Last week, the thirteenth edition of the Re:Publica conference was organised in Berlin. With more than 5000 people attending, it is one of the biggest events around new media, journalism and activism. The OpenGLAM team was there to give a talk about the curation of the digital cultural commons.
Together with Daniel Dietrich, chairman of the Open Knowledge Foundation Germany, and member of the OpenGLAM working group, I prepared the talk which is largely inspired by the recent post on OpenGLAM about Small Data in GLAMs. At the moment we are able to get access to such vast amounts of data, that it not longer becomes comprehensible. We therefore need better infrastructure, access and tools to create the most value out of all this metadata and content.
We started the talk by explaining the notion of a commons: the cultural and natural resources accessible to all members of a society. The traditional notion of the environmental commons has been debated many times and are often referred to as ‘the tragedy of the commons’ as these natural resources are not as non-rivalrous and non-excludable as we used to think. However, a digital commons has the quality that when I make a copy of it, any other person is still able to make that exact same copy of the dataset, which will never deplete.
“Digital commons are defined as an information and knowledge resources that are collectively created and owned or shared between or among a community and that be (generally freely) available to third parties. Thus, they are oriented to favor use and reuse, rather than to exchange as a commodity.” - Mayo Fusster Morelli
The fact that these digital artefacts can be re-used by anybody is perhaps the greatest assest of the digital commons, everybody can curate, connect, annotate and remix these materials indefinitely.
After an explanations about the difference between metadata and content (and how difficult the distinction often is!) and an overview of some leading open culture projects such as Europeana and the Digital Public Library of America it became clear how much content we actually have access to at the moment. Just Europeana and the DPLA together provide 30.000.000 metadata records that all link to a digitised object. Wikimedia Commons and the Internet Archive give access to another 25.000.000 media objects. How can a user make sense of that?
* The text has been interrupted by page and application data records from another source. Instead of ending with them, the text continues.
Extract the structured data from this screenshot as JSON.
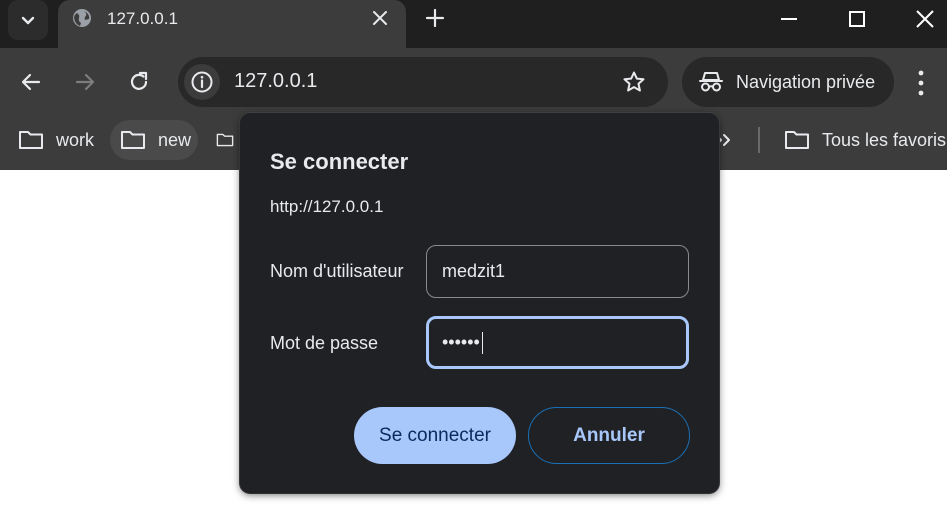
{
  "tab": {
    "title": "127.0.0.1"
  },
  "omnibox": {
    "url": "127.0.0.1"
  },
  "profile": {
    "label": "Navigation privée"
  },
  "bookmarks": {
    "items": [
      {
        "label": "work"
      },
      {
        "label": "new"
      },
      {
        "label": ""
      }
    ],
    "all_label": "Tous les favoris"
  },
  "dialog": {
    "title": "Se connecter",
    "origin": "http://127.0.0.1",
    "username_label": "Nom d'utilisateur",
    "username_value": "medzit1",
    "password_label": "Mot de passe",
    "password_value": "••••••",
    "submit_label": "Se connecter",
    "cancel_label": "Annuler"
  },
  "colors": {
    "accent": "#a8c7fa",
    "chrome_dark": "#1f1f1f",
    "chrome_toolbar": "#3c3c3c",
    "dialog_bg": "#202124"
  }
}
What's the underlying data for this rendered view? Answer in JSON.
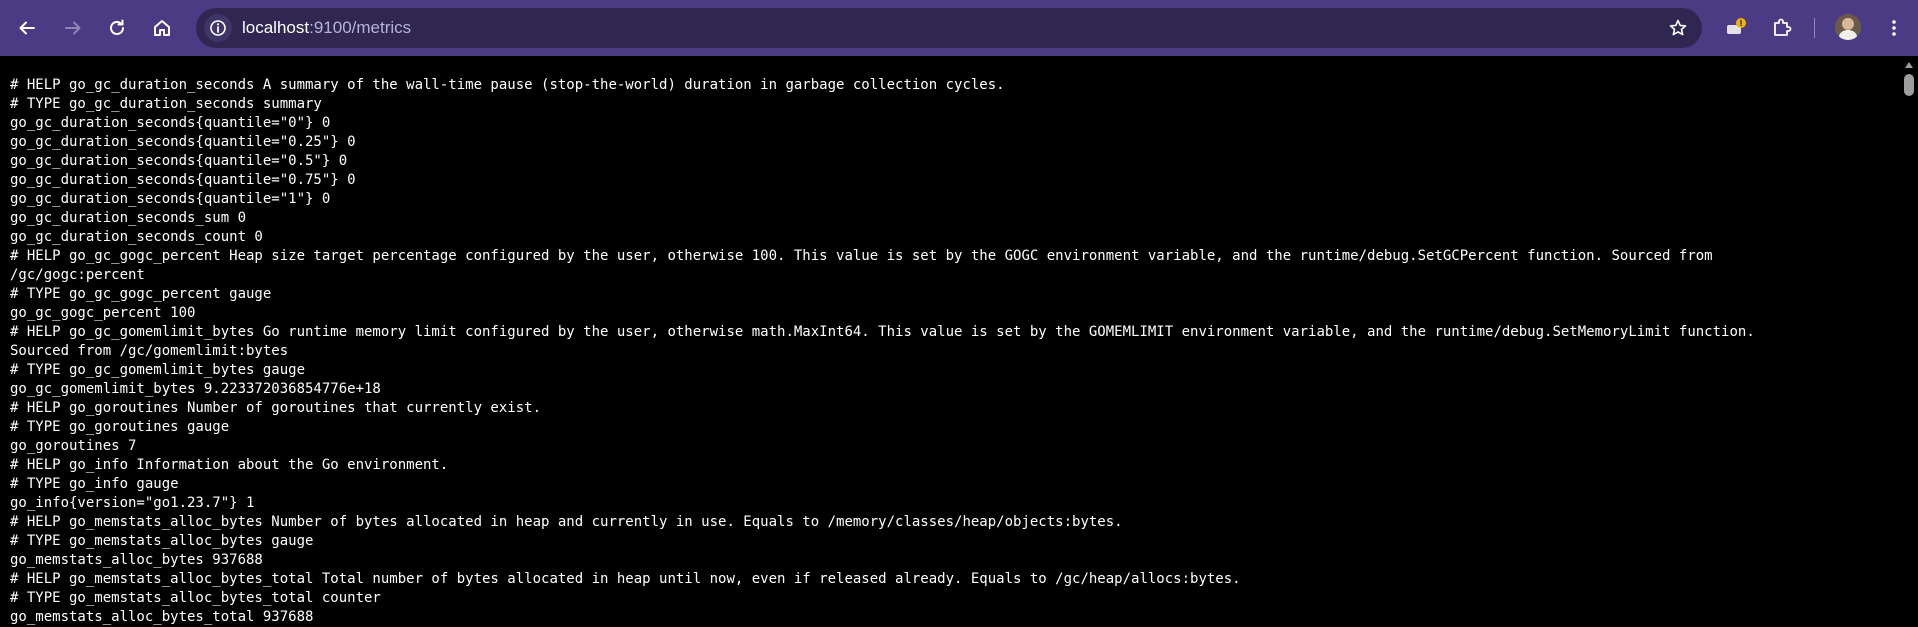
{
  "toolbar": {
    "back_icon": "arrow-left-icon",
    "forward_icon": "arrow-right-icon",
    "reload_icon": "reload-icon",
    "home_icon": "home-icon",
    "omnibox": {
      "site_info_icon": "info-icon",
      "host": "localhost",
      "path": ":9100/metrics",
      "bookmark_icon": "star-icon"
    },
    "extension_badge_icon": "notification-extension-icon",
    "extensions_icon": "puzzle-icon",
    "profile_icon": "avatar",
    "menu_icon": "kebab-menu-icon",
    "colors": {
      "toolbar_bg": "#4a3b84",
      "omnibox_bg": "#2f2752",
      "badge": "#f5b400"
    }
  },
  "page": {
    "background": "#000000",
    "text_color": "#ffffff",
    "lines": [
      "# HELP go_gc_duration_seconds A summary of the wall-time pause (stop-the-world) duration in garbage collection cycles.",
      "# TYPE go_gc_duration_seconds summary",
      "go_gc_duration_seconds{quantile=\"0\"} 0",
      "go_gc_duration_seconds{quantile=\"0.25\"} 0",
      "go_gc_duration_seconds{quantile=\"0.5\"} 0",
      "go_gc_duration_seconds{quantile=\"0.75\"} 0",
      "go_gc_duration_seconds{quantile=\"1\"} 0",
      "go_gc_duration_seconds_sum 0",
      "go_gc_duration_seconds_count 0",
      "# HELP go_gc_gogc_percent Heap size target percentage configured by the user, otherwise 100. This value is set by the GOGC environment variable, and the runtime/debug.SetGCPercent function. Sourced from",
      "/gc/gogc:percent",
      "# TYPE go_gc_gogc_percent gauge",
      "go_gc_gogc_percent 100",
      "# HELP go_gc_gomemlimit_bytes Go runtime memory limit configured by the user, otherwise math.MaxInt64. This value is set by the GOMEMLIMIT environment variable, and the runtime/debug.SetMemoryLimit function.",
      "Sourced from /gc/gomemlimit:bytes",
      "# TYPE go_gc_gomemlimit_bytes gauge",
      "go_gc_gomemlimit_bytes 9.223372036854776e+18",
      "# HELP go_goroutines Number of goroutines that currently exist.",
      "# TYPE go_goroutines gauge",
      "go_goroutines 7",
      "# HELP go_info Information about the Go environment.",
      "# TYPE go_info gauge",
      "go_info{version=\"go1.23.7\"} 1",
      "# HELP go_memstats_alloc_bytes Number of bytes allocated in heap and currently in use. Equals to /memory/classes/heap/objects:bytes.",
      "# TYPE go_memstats_alloc_bytes gauge",
      "go_memstats_alloc_bytes 937688",
      "# HELP go_memstats_alloc_bytes_total Total number of bytes allocated in heap until now, even if released already. Equals to /gc/heap/allocs:bytes.",
      "# TYPE go_memstats_alloc_bytes_total counter",
      "go_memstats_alloc_bytes_total 937688"
    ]
  }
}
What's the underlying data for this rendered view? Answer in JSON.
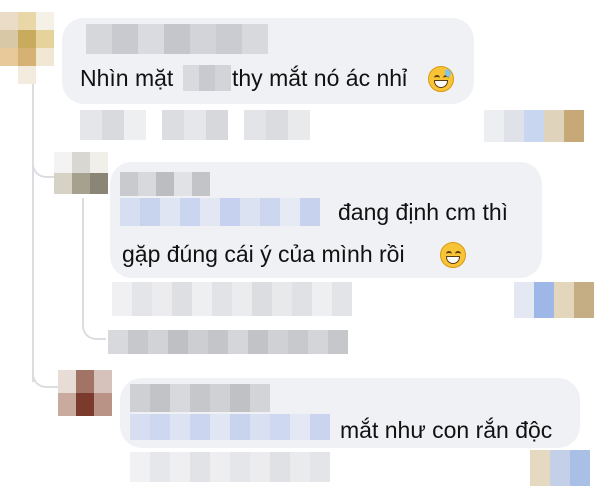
{
  "comments": [
    {
      "text_before": "Nhìn mặt",
      "text_after": "thy mắt nó ác nhỉ",
      "emoji": "grinning-sweat-icon"
    },
    {
      "text_line1": "đang định cm thì",
      "text_line2": "gặp đúng cái ý của mình rồi",
      "emoji": "grinning-icon"
    },
    {
      "text": "mắt như con rắn độc"
    }
  ],
  "colors": {
    "bubble": "#eff1f4",
    "thread_line": "#dcdde1",
    "pixelated_gray": "#cfd0d4",
    "pixelated_blue": "#cdd8f0"
  }
}
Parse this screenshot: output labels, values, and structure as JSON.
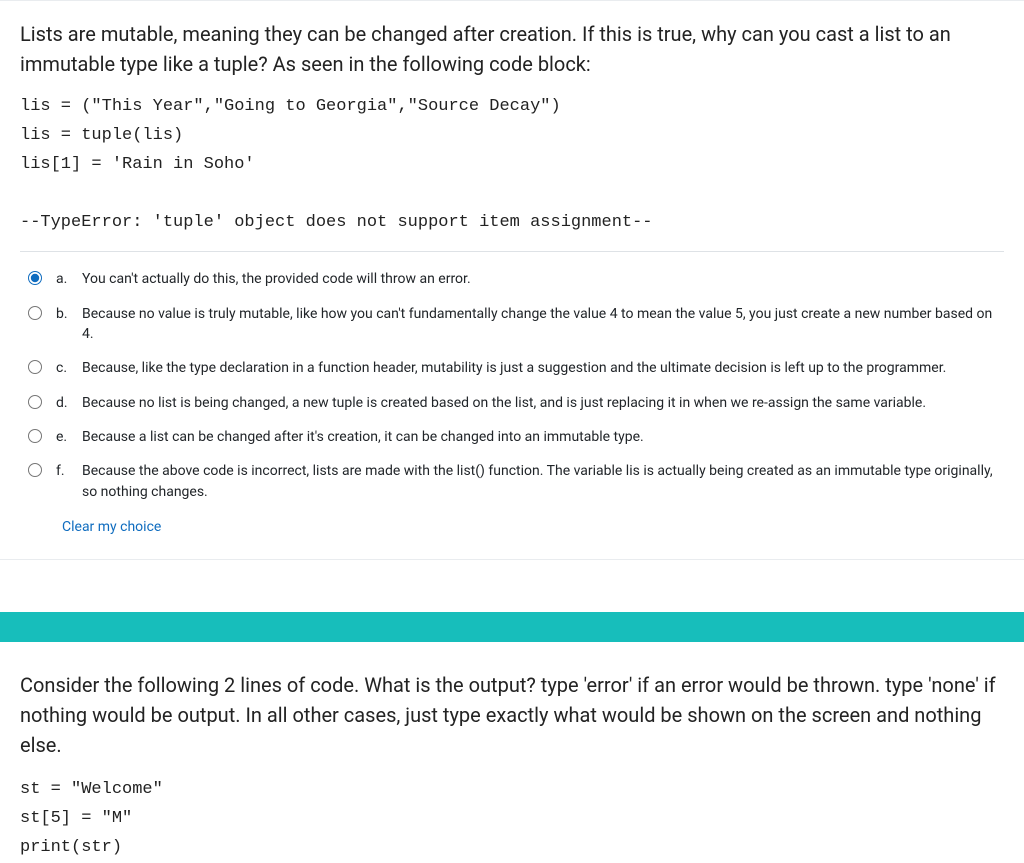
{
  "q1": {
    "prompt": "Lists are mutable, meaning they can be changed after creation. If this is true, why can you cast a list to an immutable type like a tuple? As seen in  the following code block:",
    "code": "lis = (\"This Year\",\"Going to Georgia\",\"Source Decay\")\nlis = tuple(lis)\nlis[1] = 'Rain in Soho'\n\n--TypeError: 'tuple' object does not support item assignment--",
    "options": [
      {
        "letter": "a.",
        "text": "You can't actually do this, the provided code will throw an error.",
        "selected": true
      },
      {
        "letter": "b.",
        "text": "Because no value is truly mutable, like how you can't fundamentally change the value 4 to mean the value 5, you just create a new number based on 4.",
        "selected": false
      },
      {
        "letter": "c.",
        "text": "Because, like the type declaration in a function header, mutability is just a suggestion and the ultimate decision is left up to the programmer.",
        "selected": false
      },
      {
        "letter": "d.",
        "text": "Because no list is being changed, a new tuple is created based on the list, and is just replacing it in when we re-assign the same variable.",
        "selected": false
      },
      {
        "letter": "e.",
        "text": "Because a list can be changed after it's creation, it can be changed into an immutable type.",
        "selected": false
      },
      {
        "letter": "f.",
        "text": "Because the above code is incorrect, lists are made with the list() function. The variable lis is actually being created as an immutable type originally, so nothing changes.",
        "selected": false
      }
    ],
    "clear_label": "Clear my choice"
  },
  "q2": {
    "prompt": "Consider the following 2 lines of code. What is the output? type 'error' if an error would be thrown. type 'none' if nothing would be output. In all other cases, just type exactly what would be shown on the screen and nothing else.",
    "code": "st = \"Welcome\"\nst[5] = \"M\"\nprint(str)"
  }
}
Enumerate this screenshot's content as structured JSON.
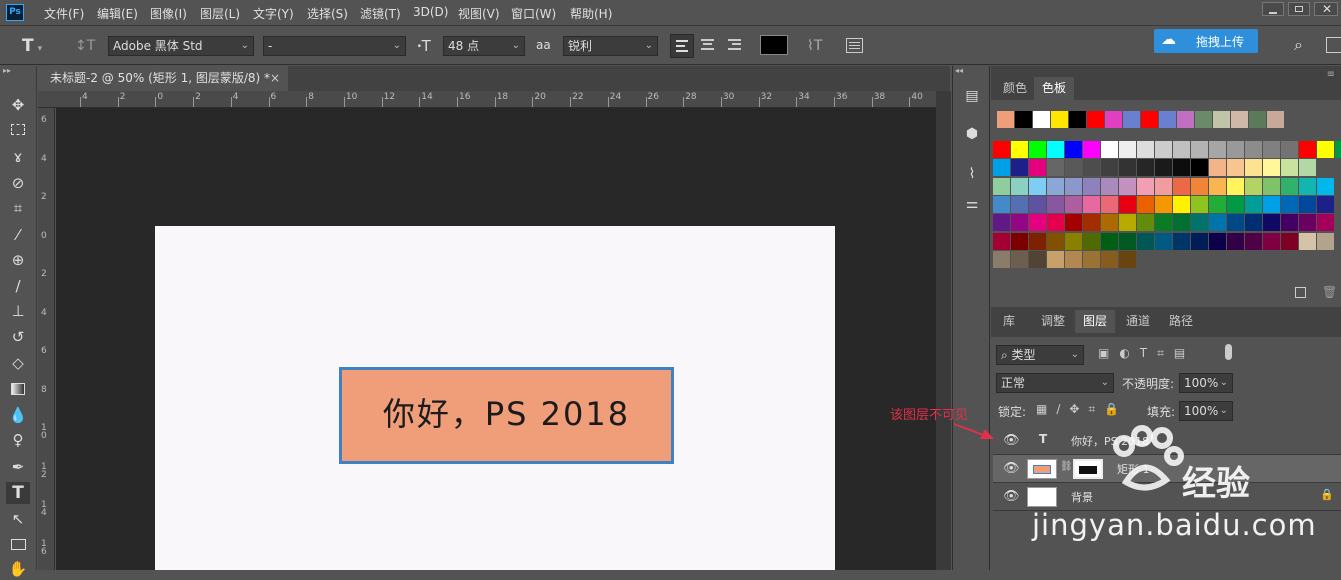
{
  "app": {
    "logo": "Ps"
  },
  "menu": [
    "文件(F)",
    "编辑(E)",
    "图像(I)",
    "图层(L)",
    "文字(Y)",
    "选择(S)",
    "滤镜(T)",
    "3D(D)",
    "视图(V)",
    "窗口(W)",
    "帮助(H)"
  ],
  "options": {
    "font_family": "Adobe 黑体 Std",
    "font_style": "-",
    "font_size": "48 点",
    "aa_label": "aa",
    "antialias": "锐利",
    "text_color": "#000000",
    "upload_label": "拖拽上传"
  },
  "document": {
    "tab_title": "未标题-2 @ 50% (矩形 1, 图层蒙版/8) *",
    "close_glyph": "×",
    "canvas_text": "你好，PS 2018",
    "rect_fill": "#f09e7a",
    "rect_stroke": "#3f81c5"
  },
  "rulers": {
    "top": [
      "4",
      "2",
      "0",
      "2",
      "4",
      "6",
      "8",
      "10",
      "12",
      "14",
      "16",
      "18",
      "20",
      "22",
      "24",
      "26",
      "28",
      "30",
      "32",
      "34",
      "36",
      "38",
      "40"
    ],
    "left": [
      "6",
      "4",
      "2",
      "0",
      "2",
      "4",
      "6",
      "8",
      "1 0",
      "1 2",
      "1 4",
      "1 6"
    ]
  },
  "color_panel": {
    "tabs": [
      "颜色",
      "色板"
    ],
    "active_tab": "色板",
    "recent_swatches": [
      "#f09e7a",
      "#000000",
      "#ffffff",
      "#ffe600",
      "#000000",
      "#ff0000",
      "#e040c0",
      "#6a7fd0",
      "#ff0000",
      "#6a7fd0",
      "#c070c0",
      "#6a8a6a",
      "#c0c4a8",
      "#d0b8a8",
      "#5a7a5a",
      "#c8a898"
    ],
    "swatch_rows": [
      [
        "#ff0000",
        "#ffff00",
        "#00ff00",
        "#00ffff",
        "#0000ff",
        "#ff00ff",
        "#ffffff",
        "#eeeeee",
        "#dddddd",
        "#cccccc",
        "#c0c0c0",
        "#b3b3b3",
        "#a6a6a6",
        "#999999",
        "#8c8c8c",
        "#808080",
        "#737373",
        "#ff0000",
        "#ffff00",
        "#009944"
      ],
      [
        "#00a0e9",
        "#1d2088",
        "#e4007f",
        "#666666",
        "#595959",
        "#4d4d4d",
        "#404040",
        "#333333",
        "#262626",
        "#1a1a1a",
        "#0d0d0d",
        "#000000",
        "#f3b48a",
        "#f8c48f",
        "#fde38f",
        "#fff79a",
        "#c9e29e",
        "#b2d9a5"
      ],
      [
        "#8fcd9e",
        "#8ad1c4",
        "#7ecef4",
        "#89a8d8",
        "#8c97cb",
        "#8f82bc",
        "#aa89bd",
        "#c490bf",
        "#f29fb6",
        "#f19d9d",
        "#eb6947",
        "#f08437",
        "#f8b551",
        "#fff45c",
        "#b3d465",
        "#80c269",
        "#32b16c",
        "#13b5b1",
        "#00b7ee"
      ],
      [
        "#448aca",
        "#556fb5",
        "#5f52a0",
        "#8957a1",
        "#ae5da1",
        "#ea68a2",
        "#eb6877",
        "#e60012",
        "#eb6100",
        "#f39800",
        "#fff100",
        "#8fc31f",
        "#22ac38",
        "#009944",
        "#009e96",
        "#00a0e9",
        "#0068b7",
        "#00479d",
        "#1d2088"
      ],
      [
        "#601986",
        "#920783",
        "#e4007f",
        "#e5004f",
        "#a40000",
        "#a42d00",
        "#ac6a00",
        "#b7aa00",
        "#638c0b",
        "#097c25",
        "#007130",
        "#00736d",
        "#0075a9",
        "#004986",
        "#002e73",
        "#100964",
        "#440062",
        "#6a005f",
        "#a4005b"
      ],
      [
        "#a40035",
        "#7d0000",
        "#7e2100",
        "#835000",
        "#8a8000",
        "#4f6a00",
        "#005e15",
        "#005a22",
        "#005855",
        "#005a82",
        "#003567",
        "#001d58",
        "#0c004b",
        "#330047",
        "#500047",
        "#7e0043",
        "#7e0025",
        "#d5c3a8",
        "#b4a38c"
      ],
      [
        "#8a7b6a",
        "#6d5e4f",
        "#524435",
        "#c8a16a",
        "#b08850",
        "#9a7233",
        "#845d1f",
        "#6a4410"
      ]
    ]
  },
  "layers_panel": {
    "tabs": [
      "库",
      "调整",
      "图层",
      "通道",
      "路径"
    ],
    "active_tab": "图层",
    "filter_label": "类型",
    "blend_mode": "正常",
    "opacity_label": "不透明度:",
    "opacity": "100%",
    "lock_label": "锁定:",
    "fill_label": "填充:",
    "fill": "100%",
    "layers": [
      {
        "name": "你好，PS 2018",
        "kind": "text",
        "kind_glyph": "T"
      },
      {
        "name": "矩形 1",
        "kind": "shape"
      },
      {
        "name": "背景",
        "kind": "background"
      }
    ]
  },
  "annotation": {
    "text": "该图层不可见"
  },
  "watermark": {
    "brand": "经验",
    "url": "jingyan.baidu.com"
  }
}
For that reason we need to stop thinking about just adding more data and creating huge databases. The Commons need to be structured and made accessible in a way that the user can get meaningful results out of this content and data, and is able to collect the relevant data for his research. The institutions and the users should be able to easily create small data ‘packages’, for example collecting all of Van Gogh’s work. The internet is exceptionally well placed to bring together content in one place, something that would never be possible physically. At the same time we can provide relevant links between collections, artists, time-periods and so on, so the user can explore more related content. This also comes down to good quality metadata, something that is not always there at the moment, not surprising when combining data from thousands of cultural institutions.
Finally we need the relevant tools that allow us to re-use the digital commons. With them, we are able to curate, annotate, visualise, mashup, and much more. Combined, the user and the cultural institution can work together to create the most value out of this enormous amount of digitised content and data.
For a video recording of the talk, click here.